Dataset excerpts:
§ §
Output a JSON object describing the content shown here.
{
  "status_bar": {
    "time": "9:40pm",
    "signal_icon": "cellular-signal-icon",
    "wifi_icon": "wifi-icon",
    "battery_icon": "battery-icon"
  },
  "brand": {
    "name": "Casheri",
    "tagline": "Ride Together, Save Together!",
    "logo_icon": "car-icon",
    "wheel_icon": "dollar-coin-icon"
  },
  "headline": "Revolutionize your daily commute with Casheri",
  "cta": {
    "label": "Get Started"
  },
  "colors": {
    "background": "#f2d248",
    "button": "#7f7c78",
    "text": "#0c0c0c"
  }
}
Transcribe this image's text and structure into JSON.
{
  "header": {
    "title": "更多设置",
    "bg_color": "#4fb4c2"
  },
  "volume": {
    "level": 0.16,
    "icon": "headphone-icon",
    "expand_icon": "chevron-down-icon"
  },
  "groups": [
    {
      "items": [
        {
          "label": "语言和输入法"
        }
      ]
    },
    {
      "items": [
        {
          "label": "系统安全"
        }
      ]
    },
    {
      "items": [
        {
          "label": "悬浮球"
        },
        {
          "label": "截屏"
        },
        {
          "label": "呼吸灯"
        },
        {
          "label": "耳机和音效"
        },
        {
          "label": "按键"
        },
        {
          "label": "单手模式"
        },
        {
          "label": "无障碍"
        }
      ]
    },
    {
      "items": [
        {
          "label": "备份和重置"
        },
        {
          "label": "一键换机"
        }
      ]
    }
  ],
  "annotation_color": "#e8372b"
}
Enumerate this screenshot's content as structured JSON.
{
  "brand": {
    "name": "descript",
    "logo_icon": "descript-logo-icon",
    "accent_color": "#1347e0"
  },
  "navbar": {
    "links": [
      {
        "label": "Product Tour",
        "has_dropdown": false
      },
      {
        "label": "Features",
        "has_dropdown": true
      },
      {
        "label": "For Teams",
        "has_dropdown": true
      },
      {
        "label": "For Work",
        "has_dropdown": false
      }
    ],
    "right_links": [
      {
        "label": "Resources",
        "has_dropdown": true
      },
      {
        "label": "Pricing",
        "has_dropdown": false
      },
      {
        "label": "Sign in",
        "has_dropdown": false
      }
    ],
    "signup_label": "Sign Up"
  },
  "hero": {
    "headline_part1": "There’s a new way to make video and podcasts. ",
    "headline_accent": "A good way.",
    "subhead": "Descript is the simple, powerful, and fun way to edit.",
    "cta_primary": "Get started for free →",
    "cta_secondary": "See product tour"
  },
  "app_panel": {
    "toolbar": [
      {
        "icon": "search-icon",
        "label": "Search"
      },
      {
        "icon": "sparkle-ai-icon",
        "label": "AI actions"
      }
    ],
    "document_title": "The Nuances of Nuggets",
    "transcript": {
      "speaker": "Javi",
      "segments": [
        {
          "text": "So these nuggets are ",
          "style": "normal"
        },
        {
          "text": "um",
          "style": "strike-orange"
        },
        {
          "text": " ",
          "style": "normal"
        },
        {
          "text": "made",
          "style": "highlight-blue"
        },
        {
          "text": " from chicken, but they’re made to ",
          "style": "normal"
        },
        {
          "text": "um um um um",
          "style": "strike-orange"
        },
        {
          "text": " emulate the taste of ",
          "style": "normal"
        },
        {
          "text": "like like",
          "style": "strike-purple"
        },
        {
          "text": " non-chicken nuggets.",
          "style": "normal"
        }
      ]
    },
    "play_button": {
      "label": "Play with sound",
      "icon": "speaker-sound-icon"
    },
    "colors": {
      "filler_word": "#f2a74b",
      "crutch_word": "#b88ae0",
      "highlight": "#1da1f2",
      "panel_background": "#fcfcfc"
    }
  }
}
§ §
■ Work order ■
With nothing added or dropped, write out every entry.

■ Final answer ■
Output a JSON object describing the content shown here.
{
  "status_bar": {
    "time": "9:40pm",
    "signal_icon": "cellular-signal-icon",
    "wifi_icon": "wifi-icon",
    "battery_icon": "battery-icon"
  },
  "brand": {
    "name": "Casheri",
    "tagline": "Ride Together, Save Together!",
    "logo_icon": "car-icon",
    "wheel_icon": "dollar-coin-icon"
  },
  "headline": "Revolutionize your daily commute with Casheri",
  "cta": {
    "label": "Get Started"
  },
  "colors": {
    "background": "#f2d248",
    "button": "#7f7c78",
    "text": "#0c0c0c"
  }
}
Transcribe this image's text and structure into JSON.
{
  "header": {
    "title": "更多设置",
    "bg_color": "#4fb4c2"
  },
  "volume": {
    "level": 0.16,
    "icon": "headphone-icon",
    "expand_icon": "chevron-down-icon"
  },
  "groups": [
    {
      "items": [
        {
          "label": "语言和输入法"
        }
      ]
    },
    {
      "items": [
        {
          "label": "系统安全"
        }
      ]
    },
    {
      "items": [
        {
          "label": "悬浮球"
        },
        {
          "label": "截屏"
        },
        {
          "label": "呼吸灯"
        },
        {
          "label": "耳机和音效"
        },
        {
          "label": "按键"
        },
        {
          "label": "单手模式"
        },
        {
          "label": "无障碍"
        }
      ]
    },
    {
      "items": [
        {
          "label": "备份和重置"
        },
        {
          "label": "一键换机"
        }
      ]
    }
  ],
  "annotation_color": "#e8372b"
}
Enumerate this screenshot's content as structured JSON.
{
  "brand": {
    "name": "descript",
    "logo_icon": "descript-logo-icon",
    "accent_color": "#1347e0"
  },
  "navbar": {
    "links": [
      {
        "label": "Product Tour",
        "has_dropdown": false
      },
      {
        "label": "Features",
        "has_dropdown": true
      },
      {
        "label": "For Teams",
        "has_dropdown": true
      },
      {
        "label": "For Work",
        "has_dropdown": false
      }
    ],
    "right_links": [
      {
        "label": "Resources",
        "has_dropdown": true
      },
      {
        "label": "Pricing",
        "has_dropdown": false
      },
      {
        "label": "Sign in",
        "has_dropdown": false
      }
    ],
    "signup_label": "Sign Up"
  },
  "hero": {
    "headline_part1": "There’s a new way to make video and podcasts. ",
    "headline_accent": "A good way.",
    "subhead": "Descript is the simple, powerful, and fun way to edit.",
    "cta_primary": "Get started for free →",
    "cta_secondary": "See product tour"
  },
  "app_panel": {
    "toolbar": [
      {
        "icon": "search-icon",
        "label": "Search"
      },
      {
        "icon": "sparkle-ai-icon",
        "label": "AI actions"
      }
    ],
    "document_title": "The Nuances of Nuggets",
    "transcript": {
      "speaker": "Javi",
      "segments": [
        {
          "text": "So these nuggets are ",
          "style": "normal"
        },
        {
          "text": "um",
          "style": "strike-orange"
        },
        {
          "text": " ",
          "style": "normal"
        },
        {
          "text": "made",
          "style": "highlight-blue"
        },
        {
          "text": " from chicken, but they’re made to ",
          "style": "normal"
        },
        {
          "text": "um um um um",
          "style": "strike-orange"
        },
        {
          "text": " emulate the taste of ",
          "style": "normal"
        },
        {
          "text": "like like",
          "style": "strike-purple"
        },
        {
          "text": " non-chicken nuggets.",
          "style": "normal"
        }
      ]
    },
    "play_button": {
      "label": "Play with sound",
      "icon": "speaker-sound-icon"
    },
    "colors": {
      "filler_word": "#f2a74b",
      "crutch_word": "#b88ae0",
      "highlight": "#1da1f2",
      "panel_background": "#fcfcfc"
    }
  }
}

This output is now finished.